By Bailey Knecht, sports editor

Two popular Boston eateries, Roxy’s Grilled Cheese and Area Four, have joined forces to open a combined bar and arcade on Massachusetts Avenue in the upcoming year. The restaurant will likely be called Roxy’s A4Cade and will serve grilled cheese, burgers and other pub food with a separate area for the bar and arcade, according to plans laid out at a recent City of Cambridge licensing board meeting.

“What we’re seeking to do is bring two concepts together to create an atmosphere that we are confident would be appealing to both families [and] students, as well as professionals, and create, essentially, something that’s appealing to folks from all walks of life,” Lesley St. Germain, the attorney for the new project, said at the meeting.

Area Four plans to open the restaurant at 300 Massachusetts Ave. in Cambridge as part of Massachusetts Institute of Technology’s University Park expansion project. The proposal includes indoor and outdoor seating, a jukebox, video games, pinball machines, Skeeball, foosball, a shuffleboard, a pool table and televisions.

“I think that there is always going to be a competitive nature for businesses in the area,” Lisa Hemmerle, economic development director in the Cambridge Community Development Department, said. “Having an arcade is something we haven’t really seen… I can imagine it attracting a wide variety of audiences.”

Michael Krupp, owner of Area Four, said that A4Cade would use low prices to reach a diverse crowd.

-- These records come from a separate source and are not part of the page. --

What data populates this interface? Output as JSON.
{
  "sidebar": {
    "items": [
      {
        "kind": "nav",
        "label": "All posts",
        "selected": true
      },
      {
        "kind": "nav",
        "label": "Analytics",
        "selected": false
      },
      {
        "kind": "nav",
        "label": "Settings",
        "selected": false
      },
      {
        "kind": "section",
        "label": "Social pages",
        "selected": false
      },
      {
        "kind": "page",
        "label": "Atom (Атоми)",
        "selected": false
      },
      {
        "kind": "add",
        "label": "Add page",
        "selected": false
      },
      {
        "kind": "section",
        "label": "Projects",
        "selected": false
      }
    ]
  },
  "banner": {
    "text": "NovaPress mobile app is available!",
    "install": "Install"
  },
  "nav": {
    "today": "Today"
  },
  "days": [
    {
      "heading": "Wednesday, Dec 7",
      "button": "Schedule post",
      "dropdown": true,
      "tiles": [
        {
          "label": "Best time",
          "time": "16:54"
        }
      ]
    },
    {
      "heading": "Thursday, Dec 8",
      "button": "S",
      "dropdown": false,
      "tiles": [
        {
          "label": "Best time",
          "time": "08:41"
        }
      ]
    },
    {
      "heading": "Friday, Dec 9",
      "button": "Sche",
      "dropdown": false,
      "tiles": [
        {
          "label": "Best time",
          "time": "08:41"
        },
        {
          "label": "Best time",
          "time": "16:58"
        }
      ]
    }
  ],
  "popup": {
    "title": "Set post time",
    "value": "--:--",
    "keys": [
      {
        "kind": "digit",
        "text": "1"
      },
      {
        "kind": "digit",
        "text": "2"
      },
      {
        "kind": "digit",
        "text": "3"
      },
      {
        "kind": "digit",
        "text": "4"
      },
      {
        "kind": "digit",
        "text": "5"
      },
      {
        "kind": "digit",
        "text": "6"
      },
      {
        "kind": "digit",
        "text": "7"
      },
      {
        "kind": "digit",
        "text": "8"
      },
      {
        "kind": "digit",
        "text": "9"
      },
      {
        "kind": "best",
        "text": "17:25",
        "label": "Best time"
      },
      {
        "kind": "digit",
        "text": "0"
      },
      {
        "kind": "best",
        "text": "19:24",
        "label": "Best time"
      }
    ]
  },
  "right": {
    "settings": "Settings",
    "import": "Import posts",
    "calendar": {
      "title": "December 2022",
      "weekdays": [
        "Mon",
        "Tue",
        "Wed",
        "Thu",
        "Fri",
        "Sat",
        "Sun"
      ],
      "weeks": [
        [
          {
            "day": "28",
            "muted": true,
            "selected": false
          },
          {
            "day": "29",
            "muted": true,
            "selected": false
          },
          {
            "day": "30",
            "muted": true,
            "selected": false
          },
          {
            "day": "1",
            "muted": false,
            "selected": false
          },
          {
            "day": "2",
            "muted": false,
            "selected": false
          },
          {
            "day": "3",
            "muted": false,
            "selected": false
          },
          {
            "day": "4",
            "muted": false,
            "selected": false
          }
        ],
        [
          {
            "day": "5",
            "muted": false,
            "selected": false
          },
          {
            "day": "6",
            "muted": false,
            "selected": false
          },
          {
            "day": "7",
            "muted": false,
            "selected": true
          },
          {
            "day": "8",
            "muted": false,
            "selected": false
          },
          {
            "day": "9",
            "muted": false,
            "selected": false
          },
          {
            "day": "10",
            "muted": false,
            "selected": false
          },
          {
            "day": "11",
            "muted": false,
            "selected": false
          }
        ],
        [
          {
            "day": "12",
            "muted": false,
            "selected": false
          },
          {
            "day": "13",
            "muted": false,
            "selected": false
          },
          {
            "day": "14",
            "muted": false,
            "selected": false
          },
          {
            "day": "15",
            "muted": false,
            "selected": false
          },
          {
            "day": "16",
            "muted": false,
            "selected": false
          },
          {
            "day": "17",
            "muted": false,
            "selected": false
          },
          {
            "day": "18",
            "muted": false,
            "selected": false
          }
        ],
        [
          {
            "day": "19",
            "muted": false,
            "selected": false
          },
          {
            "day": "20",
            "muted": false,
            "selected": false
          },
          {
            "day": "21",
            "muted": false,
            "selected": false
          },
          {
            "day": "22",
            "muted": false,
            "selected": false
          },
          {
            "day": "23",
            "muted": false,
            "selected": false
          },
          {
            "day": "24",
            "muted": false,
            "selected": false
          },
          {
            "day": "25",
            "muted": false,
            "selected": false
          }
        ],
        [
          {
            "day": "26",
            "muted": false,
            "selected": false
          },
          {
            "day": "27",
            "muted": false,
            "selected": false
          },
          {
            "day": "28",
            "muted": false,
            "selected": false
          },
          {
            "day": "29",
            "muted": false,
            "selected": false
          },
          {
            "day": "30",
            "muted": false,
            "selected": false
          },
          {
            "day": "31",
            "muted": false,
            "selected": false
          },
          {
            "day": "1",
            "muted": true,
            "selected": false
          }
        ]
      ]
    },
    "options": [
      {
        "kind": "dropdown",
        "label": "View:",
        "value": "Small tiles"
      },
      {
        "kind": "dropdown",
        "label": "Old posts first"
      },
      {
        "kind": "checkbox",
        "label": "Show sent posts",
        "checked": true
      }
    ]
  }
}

“The focus… is to create approachable food for both families and office workers,” he said. “Affordability is, of course, key to both our success at Area Four and, also, what I hope to be a success at the new location.”

While the alcohol license was granted, plans for the restaurant are still in preliminary stages and may change, according to Iman Richards, an account executive for Marlo Marketing, which represents Area Four.

Northeastern students say the retro twist on the traditional bar scene would attract their interest.

“I and some of my friends would personally be interested in it,” Cody Wetherby, junior combined computer science and game design major, said. “I spent a lot of time in arcades growing up, so I have very fond memories in them and spending time with my father there. I would be curious to check it out, especially if there are decent games.”

Thomas Katzman, junior game design major, said the variety of games would determine whether or not he would visit the new spot.

“I think it would heavily depend on what they offer,” he said. “It’s not necessarily old-fashioned, but there are a bunch of other places that are doing similar things, so they need to have something to make them stand out.”

Several other spots in Boston offer a combination of food, drinks and games. Many such venues fall into two categories: bowling alleys, including Jillian’s Lucky Strike and Kings, offering other entertainment to patrons, and small bars with a few arcade machines each.

The city lacks places centered solely on arcade games. St. Germain said he and his partners are seeking to bring a unique restaurant experience to the entire community by filling that void, in addition to focusing on food.

“What we’re trying to create here is not necessarily just bar service,” she said. “It’s more of a full atmosphere of people enjoying food, games and, to the extent they are of age, alcoholic beverages.”

Construction is set to start by 2016 with a tentative opening by early summer, according to Krupp.

Photo courtesy Doug Kline, creative commons